The economy of Japan, the next Olympic host, shrank 4.8 per cent during a COVID-scarred 2020, according to new preliminary data from the country’s Cabinet Office.
Final quarter performance was actually stronger than projected, with output expanding three per cent compared with the preceding three months.
However, emergency COVID containment measures are expected, once again, to constrain growth in the present period.
The stop-start pattern is typical of many national economies as they strive to strike an acceptable balance between protecting vulnerable citizens and minimising economic damage.
An annual contraction of just under five per cent will probably leave Japan among the mid-rank of nations for economic performance in what was a humbling and hugely traumatic year.
Tokyo had been expecting to stage its second Summer Olympics and Paralympics during 2020’s third quarter until the pandemic, which has come to dominate world affairs, forced a one-year postponement.
The Olympics are now scheduled to run from July 23 to August 8, with the Paralympics due to follow from August 24 to September 5.
With the virus far from vanquished, organisers still look to be facing a gargantuan task to ensure a safe COVID-free event without losing the distinctive Olympic spirit.
The incidence of new COVID-19 cases in the country has fallen substantially since the first part of January, however, to less than 2,000 per day.

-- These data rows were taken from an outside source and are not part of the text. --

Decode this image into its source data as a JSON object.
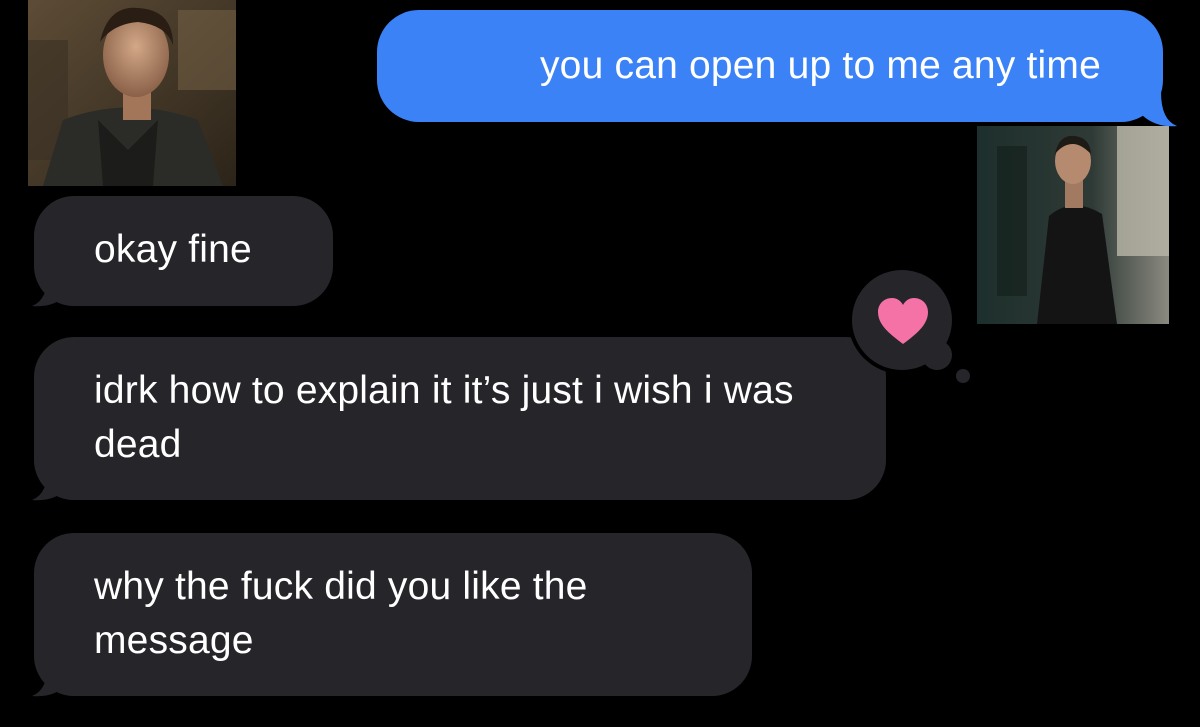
{
  "conversation": {
    "messages": [
      {
        "direction": "outgoing",
        "text": "you can open up to me any time"
      },
      {
        "direction": "incoming",
        "text": "okay fine"
      },
      {
        "direction": "incoming",
        "text": "idrk how to explain it it’s just i wish i was dead",
        "reaction": "heart-icon"
      },
      {
        "direction": "incoming",
        "text": "why the fuck did you like the message"
      }
    ]
  },
  "participants": {
    "left": {
      "avatar": "person-photo"
    },
    "right": {
      "avatar": "person-photo"
    }
  },
  "colors": {
    "background": "#000000",
    "incoming_bubble": "#26252a",
    "outgoing_bubble": "#3b82f6",
    "heart": "#f472a6",
    "text": "#ffffff"
  }
}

In a further encouraging development, vaccination of healthcare workers is expected to start this week, following approval of the BioNTech-Pfizer vaccine.